(PROBLEM TO SOLVE) Return the entire listing exactly, leaving nothing out.

(TASK INPUT)
= Beginning of Section =

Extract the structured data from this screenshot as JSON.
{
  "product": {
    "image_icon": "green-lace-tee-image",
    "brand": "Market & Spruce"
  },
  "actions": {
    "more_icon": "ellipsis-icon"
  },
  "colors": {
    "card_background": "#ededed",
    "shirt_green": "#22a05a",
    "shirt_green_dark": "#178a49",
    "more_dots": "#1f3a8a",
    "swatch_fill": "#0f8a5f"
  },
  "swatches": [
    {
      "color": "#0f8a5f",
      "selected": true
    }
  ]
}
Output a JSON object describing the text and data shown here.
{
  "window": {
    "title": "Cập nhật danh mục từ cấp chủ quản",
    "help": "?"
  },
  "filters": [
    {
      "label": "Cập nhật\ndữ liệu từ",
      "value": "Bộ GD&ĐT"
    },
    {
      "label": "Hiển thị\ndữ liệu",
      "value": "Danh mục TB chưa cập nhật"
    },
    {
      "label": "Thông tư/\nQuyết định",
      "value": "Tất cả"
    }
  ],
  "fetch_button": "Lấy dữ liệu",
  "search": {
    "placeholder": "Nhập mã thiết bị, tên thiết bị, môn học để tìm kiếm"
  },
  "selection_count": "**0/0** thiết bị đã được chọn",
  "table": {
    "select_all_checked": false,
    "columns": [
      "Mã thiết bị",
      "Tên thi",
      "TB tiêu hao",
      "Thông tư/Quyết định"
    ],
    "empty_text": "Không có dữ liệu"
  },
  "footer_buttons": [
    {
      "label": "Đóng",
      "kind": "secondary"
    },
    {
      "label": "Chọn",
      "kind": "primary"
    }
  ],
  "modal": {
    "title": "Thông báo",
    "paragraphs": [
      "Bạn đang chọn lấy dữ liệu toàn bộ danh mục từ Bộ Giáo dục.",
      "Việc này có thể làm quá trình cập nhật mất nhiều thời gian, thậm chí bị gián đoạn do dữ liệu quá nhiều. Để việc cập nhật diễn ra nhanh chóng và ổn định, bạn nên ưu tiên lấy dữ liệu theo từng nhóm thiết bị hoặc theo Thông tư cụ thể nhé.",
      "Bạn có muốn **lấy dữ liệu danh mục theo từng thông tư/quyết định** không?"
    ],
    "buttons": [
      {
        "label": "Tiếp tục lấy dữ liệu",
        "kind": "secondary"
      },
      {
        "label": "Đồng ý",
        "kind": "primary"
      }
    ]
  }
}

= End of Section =

(EXERCISE RESULT)
Extract the structured data from this screenshot as JSON.
{
  "product": {
    "image_icon": "green-lace-tee-image",
    "brand": "Market & Spruce"
  },
  "actions": {
    "more_icon": "ellipsis-icon"
  },
  "colors": {
    "card_background": "#ededed",
    "shirt_green": "#22a05a",
    "shirt_green_dark": "#178a49",
    "more_dots": "#1f3a8a",
    "swatch_fill": "#0f8a5f"
  },
  "swatches": [
    {
      "color": "#0f8a5f",
      "selected": true
    }
  ]
}
Output a JSON object describing the text and data shown here.
{
  "window": {
    "title": "Cập nhật danh mục từ cấp chủ quản",
    "help": "?"
  },
  "filters": [
    {
      "label": "Cập nhật\ndữ liệu từ",
      "value": "Bộ GD&ĐT"
    },
    {
      "label": "Hiển thị\ndữ liệu",
      "value": "Danh mục TB chưa cập nhật"
    },
    {
      "label": "Thông tư/\nQuyết định",
      "value": "Tất cả"
    }
  ],
  "fetch_button": "Lấy dữ liệu",
  "search": {
    "placeholder": "Nhập mã thiết bị, tên thiết bị, môn học để tìm kiếm"
  },
  "selection_count": "**0/0** thiết bị đã được chọn",
  "table": {
    "select_all_checked": false,
    "columns": [
      "Mã thiết bị",
      "Tên thi",
      "TB tiêu hao",
      "Thông tư/Quyết định"
    ],
    "empty_text": "Không có dữ liệu"
  },
  "footer_buttons": [
    {
      "label": "Đóng",
      "kind": "secondary"
    },
    {
      "label": "Chọn",
      "kind": "primary"
    }
  ],
  "modal": {
    "title": "Thông báo",
    "paragraphs": [
      "Bạn đang chọn lấy dữ liệu toàn bộ danh mục từ Bộ Giáo dục.",
      "Việc này có thể làm quá trình cập nhật mất nhiều thời gian, thậm chí bị gián đoạn do dữ liệu quá nhiều. Để việc cập nhật diễn ra nhanh chóng và ổn định, bạn nên ưu tiên lấy dữ liệu theo từng nhóm thiết bị hoặc theo Thông tư cụ thể nhé.",
      "Bạn có muốn **lấy dữ liệu danh mục theo từng thông tư/quyết định** không?"
    ],
    "buttons": [
      {
        "label": "Tiếp tục lấy dữ liệu",
        "kind": "secondary"
      },
      {
        "label": "Đồng ý",
        "kind": "primary"
      }
    ]
  }
}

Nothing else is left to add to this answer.